According to Vox, Ted Cruz has come up with a compromise Health Care plan. Read the whole piece, if you wantt. I’ve read it twice. There’s a lot of ifs and caveats, but I believe the gist of it is this:
Two insurance markets. 1) A private insurance market for healthy people that doesn’t require all the essential health benefits. 2) Obamacare for sick people or those with preexisting conditions.
Since the private insurance market will be comprised of mostly healthy, younger people, premiums will necessarily go down. Meanwhile, the Obamacare market will have much higher premiums, BUT the government will subsidize it.
“It’s not fair to a working-class person who’s struggling to put food on the table, for the federal government to double their premiums trying to work an indirect subsidy for others who are ill. Far better to have it through direct tax revenue,” Cruz told me.
At first blush, this feels like a form of socialism. Healthy people get cheaper insurance, sick people have their insurance heavily subsidized (in this plan, Cruz would roll back the tax cuts for the wealthy).
In theory, that sounds almost like single payer. It kind of almost feels like a wash for the American taxpayer, though: Healthy people would get cheaper premiums (and could buy plans that don’t necessarily cover all pre-existing conditions), but everyone would likely be taxed more to cover the subsidized health care.
My concern here, however, is that there is an evil ulterior motive. To wit: The Obamacare market, which wouldn’t have healthy, younger people to keep costs down, would see premiums SKYROCKET until that market is completely unsustainable, and the GOP eventually will have to say, “We can’t afford these premiums anymore, so we’re killing that program.” As Vox points out, “the whole idea is dependent on an effectively unlimited federal commitment to pay the bills.”
And how long would the government pay those bills?
Another problem is this: People above the poverty line with pre-existing conditions would have to buy into the Obamacare plan, but they wouldn’t get the subsidies and they’d have to pay the skyrocketing premiums. And if it’s nothing but sick, older, poorer people with pre-existing conditions in this market, the premiums would probably be impossible to pay even for a middle-income person with pre-existing conditions.
In other words, it’s either a move toward single-payer, or — more likely — an attempt to ameliorate the moderates by isolating the poor and the vulnerable into high-risk pools, nurse them along for a few years, and then basically cut off that arm and throw it into a volcano.
Another issue is this: Employer-based programs would almost certainly buy into cheaper health plans that don’t always necessarily cover all essential health benefits, so while healthy people may have cheaper premiums, out-of-pocket costs and deductible would rise dramatically.
However, I will say this: It’s a step in the right direction. Unfortunately, there’s a trap door that will open up beneath that step, and all the poor, sick people would fall in. It’d be better just to leap over that first step and put the whole damn country on Medicaid and foot the bill directly through all taxpayers.

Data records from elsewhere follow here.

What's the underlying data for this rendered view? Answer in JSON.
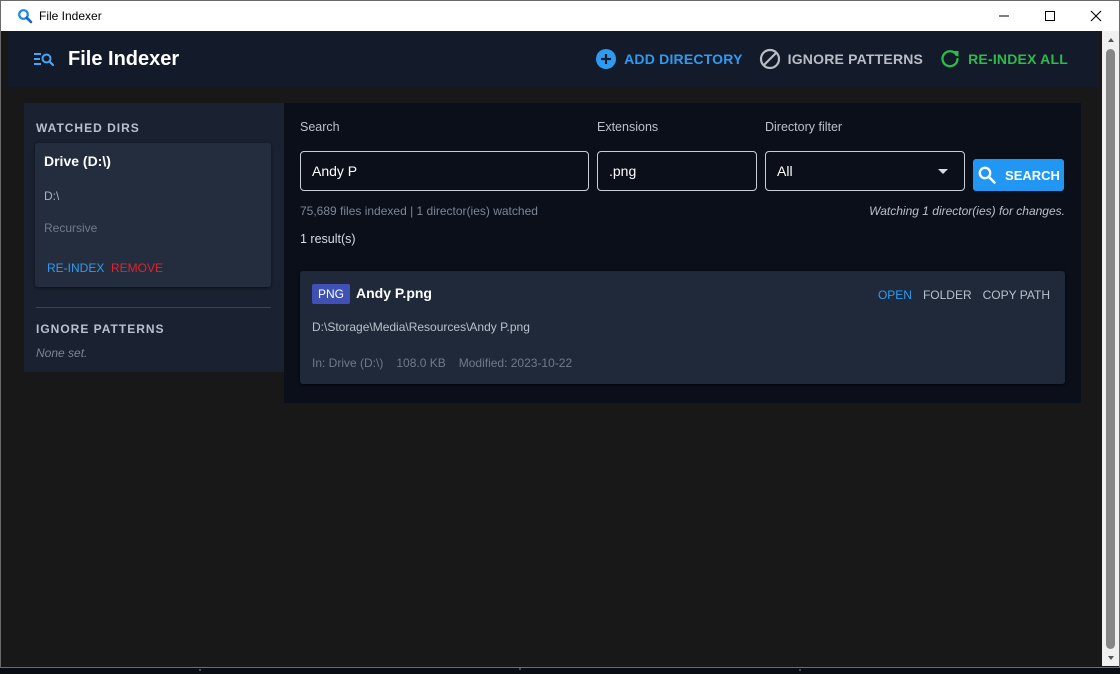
{
  "window": {
    "title": "File Indexer"
  },
  "appbar": {
    "title": "File Indexer",
    "add_directory_label": "ADD DIRECTORY",
    "ignore_patterns_label": "IGNORE PATTERNS",
    "reindex_all_label": "RE-INDEX ALL"
  },
  "sidebar": {
    "watched_title": "WATCHED DIRS",
    "directories": [
      {
        "name": "Drive (D:\\)",
        "path": "D:\\",
        "mode": "Recursive",
        "reindex_label": "RE-INDEX",
        "remove_label": "REMOVE"
      }
    ],
    "ignore_title": "IGNORE PATTERNS",
    "ignore_empty": "None set."
  },
  "search": {
    "query_label": "Search",
    "query_value": "Andy P",
    "extensions_label": "Extensions",
    "extensions_value": ".png",
    "directory_filter_label": "Directory filter",
    "directory_filter_value": "All",
    "search_button_label": "SEARCH",
    "stats": "75,689 files indexed | 1 director(ies) watched",
    "watching": "Watching 1 director(ies) for changes.",
    "result_count": "1 result(s)"
  },
  "results": [
    {
      "badge": "PNG",
      "name": "Andy P.png",
      "path": "D:\\Storage\\Media\\Resources\\Andy P.png",
      "location": "In: Drive (D:\\)",
      "size": "108.0 KB",
      "modified": "Modified: 2023-10-22",
      "open_label": "OPEN",
      "folder_label": "FOLDER",
      "copy_label": "COPY PATH"
    }
  ],
  "colors": {
    "accent": "#2196f3",
    "success": "#2dbb4a",
    "danger": "#e0242d",
    "badge": "#3f51b5"
  }
}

In either respect, according to Axios, this plan seems like a non-starter with too many Republicans and probably won’t fly. It may not matter, anyway, because apparently the White House thinks it can buy off the moderate Senators with opioid money.
Today’s reader FYC Pajiba 10 choice is Chloe Bennett of Agents of SHIELD fame, put forward by Erin S., and it’s a much, much better header than Ted Cruz’s face.